* WHAT THE EXERCISE ASKS: Within the entries below, find every line that has the string "veld", then copy it.

"""

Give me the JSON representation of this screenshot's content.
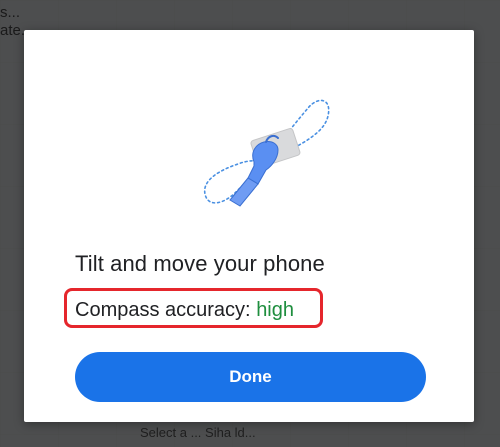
{
  "background": {
    "snippet_lines": [
      "s...",
      "ate..."
    ],
    "bottom_text": "Select a ...   Siha ld..."
  },
  "dialog": {
    "illustration_icon": "tilt-phone-figure-eight-icon",
    "title": "Tilt and move your phone",
    "accuracy_label": "Compass accuracy:",
    "accuracy_value": "high",
    "done_label": "Done"
  },
  "colors": {
    "accent": "#1a73e8",
    "accuracy_value": "#1e8e3e",
    "highlight_border": "#e5262c"
  }
}
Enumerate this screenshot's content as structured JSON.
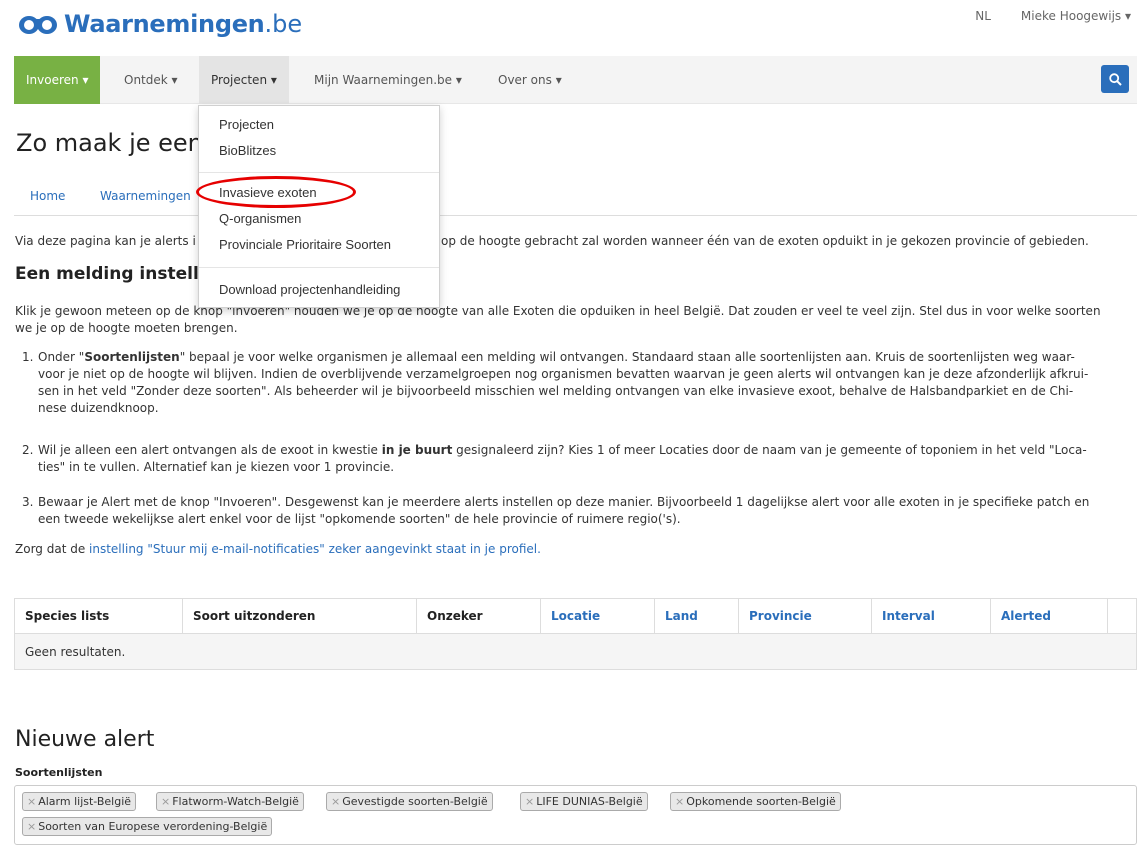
{
  "brand": {
    "name": "Waarnemingen",
    "tld": ".be"
  },
  "top_right": {
    "lang": "NL",
    "user": "Mieke Hoogewijs ▾"
  },
  "nav": [
    {
      "label": "Invoeren ▾"
    },
    {
      "label": "Ontdek ▾"
    },
    {
      "label": "Projecten ▾"
    },
    {
      "label": "Mijn Waarnemingen.be ▾"
    },
    {
      "label": "Over ons ▾"
    }
  ],
  "dropdown": {
    "items": [
      "Projecten",
      "BioBlitzes",
      "Invasieve exoten",
      "Q-organismen",
      "Provinciale Prioritaire Soorten",
      "Download projectenhandleiding"
    ]
  },
  "page_title": "Zo maak je een",
  "breadcrumb": [
    "Home",
    "Waarnemingen"
  ],
  "intro": {
    "left": "Via deze pagina kan je alerts i",
    "right": "op de hoogte gebracht zal worden wanneer één van de exoten opduikt in je gekozen provincie of gebieden."
  },
  "section_title": "Een melding instelle",
  "para1": {
    "line1_start": "Klik je gewoon meteen op de ",
    "line1_rest": "knop \"invoeren\" houden we je op de hoogte van alle Exoten die opduiken in heel België. Dat zouden er veel te veel zijn. Stel dus in voor welke soorten",
    "line2": "we je op de hoogte moeten brengen."
  },
  "steps": [
    {
      "num": "1.",
      "lines": [
        [
          "Onder \"",
          "Soortenlijsten",
          "\" bepaal je voor welke organismen je allemaal een melding wil ontvangen. Standaard staan alle soortenlijsten aan. Kruis de soortenlijsten weg waar-"
        ],
        "voor je niet op de hoogte wil blijven. Indien de overblijvende verzamelgroepen nog organismen bevatten waarvan je geen alerts wil ontvangen kan je deze afzonderlijk afkrui-",
        "sen in het veld \"Zonder deze soorten\". Als beheerder wil je bijvoorbeeld misschien wel melding ontvangen van elke invasieve exoot, behalve de Halsbandparkiet en de Chi-",
        "nese duizendknoop."
      ]
    },
    {
      "num": "2.",
      "lines": [
        [
          "Wil je alleen een alert ontvangen als de exoot in kwestie ",
          "in je buurt",
          " gesignaleerd zijn? Kies 1 of meer Locaties door de naam van je gemeente of toponiem in het veld \"Loca-"
        ],
        "ties\" in te vullen. Alternatief kan je kiezen voor 1 provincie."
      ]
    },
    {
      "num": "3.",
      "lines": [
        "Bewaar je Alert met de knop \"Invoeren\". Desgewenst kan je meerdere alerts instellen op deze manier. Bijvoorbeeld 1 dagelijkse alert voor alle exoten in je specifieke patch en",
        "een tweede wekelijkse alert enkel voor de lijst \"opkomende soorten\" de hele provincie of ruimere regio('s)."
      ]
    }
  ],
  "profile_note": {
    "prefix": "Zorg dat de ",
    "link": "instelling \"Stuur mij e-mail-notificaties\" zeker aangevinkt staat in je profiel."
  },
  "table": {
    "headers": [
      {
        "label": "Species lists",
        "link": false
      },
      {
        "label": "Soort uitzonderen",
        "link": false
      },
      {
        "label": "Onzeker",
        "link": false
      },
      {
        "label": "Locatie",
        "link": true
      },
      {
        "label": "Land",
        "link": true
      },
      {
        "label": "Provincie",
        "link": true
      },
      {
        "label": "Interval",
        "link": true
      },
      {
        "label": "Alerted",
        "link": true
      },
      {
        "label": "",
        "link": false
      }
    ],
    "empty": "Geen resultaten."
  },
  "new_alert": {
    "title": "Nieuwe alert",
    "field_label": "Soortenlijsten",
    "tags": [
      "Alarm lijst-België",
      "Flatworm-Watch-België",
      "Gevestigde soorten-België",
      "LIFE DUNIAS-België",
      "Opkomende soorten-België",
      "Soorten van Europese verordening-België"
    ]
  },
  "colors": {
    "brand_blue": "#2a6ebb",
    "nav_green": "#78b144",
    "highlight_red": "#e60000"
  },
  "icons": [
    "binoculars-logo-icon",
    "search-icon",
    "tag-remove-icon"
  ]
}
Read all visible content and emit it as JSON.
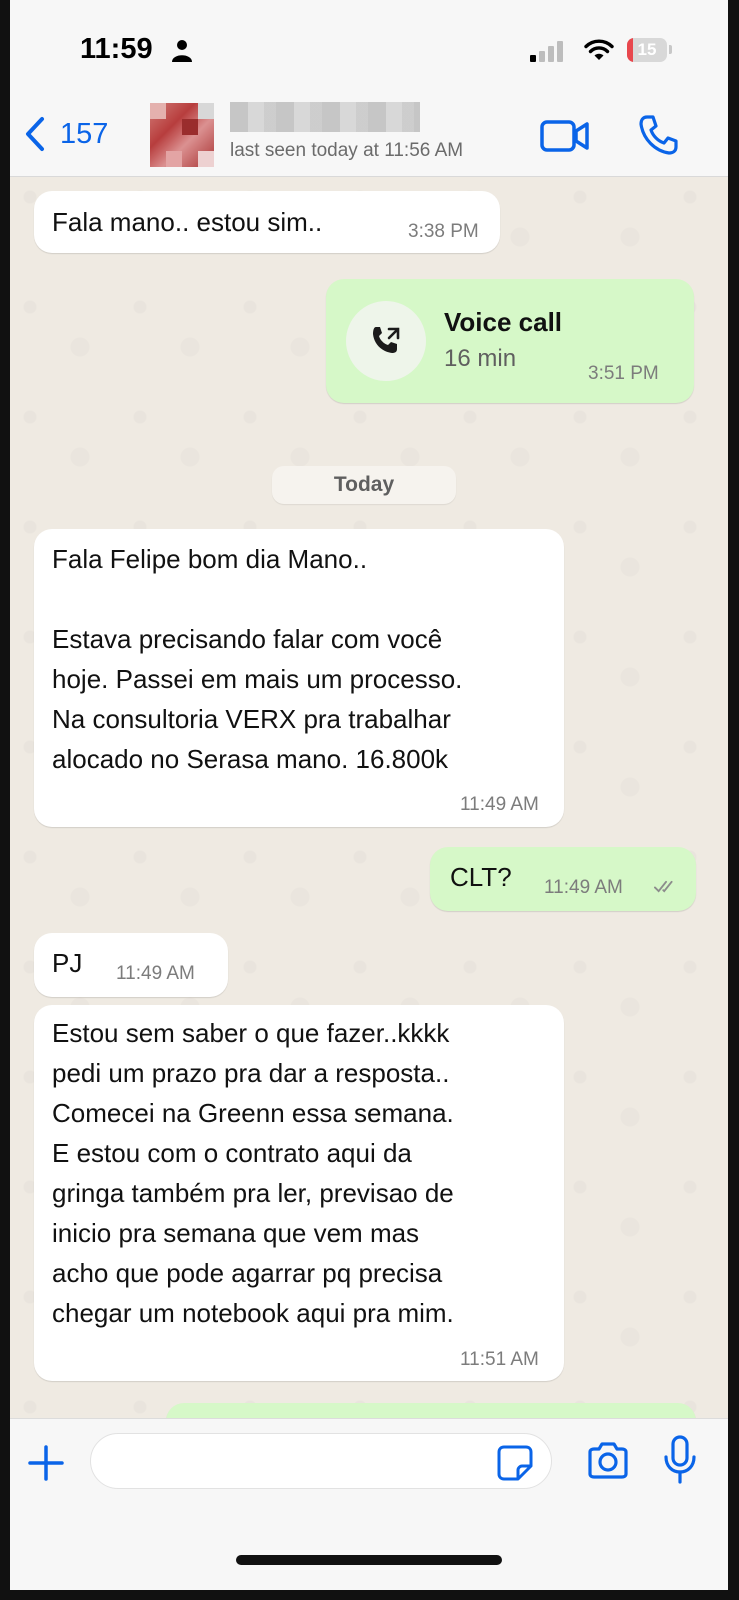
{
  "status_bar": {
    "time": "11:59",
    "battery": "15",
    "battery_level": 0.15
  },
  "header": {
    "back_count": "157",
    "last_seen": "last seen today at 11:56 AM"
  },
  "messages": [
    {
      "direction": "in",
      "text": "Fala mano..  estou sim..",
      "time": "3:38 PM"
    },
    {
      "direction": "out",
      "type": "voice_call",
      "title": "Voice call",
      "duration": "16 min",
      "time": "3:51 PM"
    },
    {
      "type": "date",
      "text": "Today"
    },
    {
      "direction": "in",
      "text": "Fala Felipe bom dia Mano..\n\nEstava precisando falar com você\nhoje. Passei em mais um processo.\nNa consultoria VERX pra trabalhar\nalocado no Serasa mano. 16.800k",
      "time": "11:49 AM"
    },
    {
      "direction": "out",
      "text": "CLT?",
      "time": "11:49 AM",
      "status": "read"
    },
    {
      "direction": "in",
      "text": "PJ",
      "time": "11:49 AM"
    },
    {
      "direction": "in",
      "text": "Estou sem saber o que fazer..kkkk\npedi um prazo pra dar a resposta..\nComecei na Greenn essa semana.\nE estou com o contrato aqui da\ngringa também pra ler, previsao de\ninicio pra semana que vem mas\nacho que pode agarrar pq precisa\nchegar um notebook aqui pra mim.",
      "time": "11:51 AM"
    }
  ],
  "input_bar": {
    "placeholder": ""
  },
  "icons": {
    "back": "chevron-left-icon",
    "video": "video-camera-icon",
    "call": "phone-icon",
    "voice_call": "outgoing-call-icon",
    "read_receipt": "double-check-icon",
    "plus": "plus-icon",
    "sticker": "sticker-icon",
    "camera": "camera-icon",
    "mic": "microphone-icon"
  },
  "colors": {
    "accent": "#0a64e8",
    "incoming_bubble": "#ffffff",
    "outgoing_bubble": "#d6f8c8",
    "chat_background": "#efeae2",
    "battery_low": "#e8474d"
  }
}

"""

* ANSWER:
        "sen in het veld \"Zonder deze soorten\". Als beheerder wil je bijvoorbeeld misschien wel melding ontvangen van elke invasieve exoot, behalve de Halsbandparkiet en de Chi-",
          " gesignaleerd zijn? Kies 1 of meer Locaties door de naam van je gemeente of toponiem in het veld \"Loca-"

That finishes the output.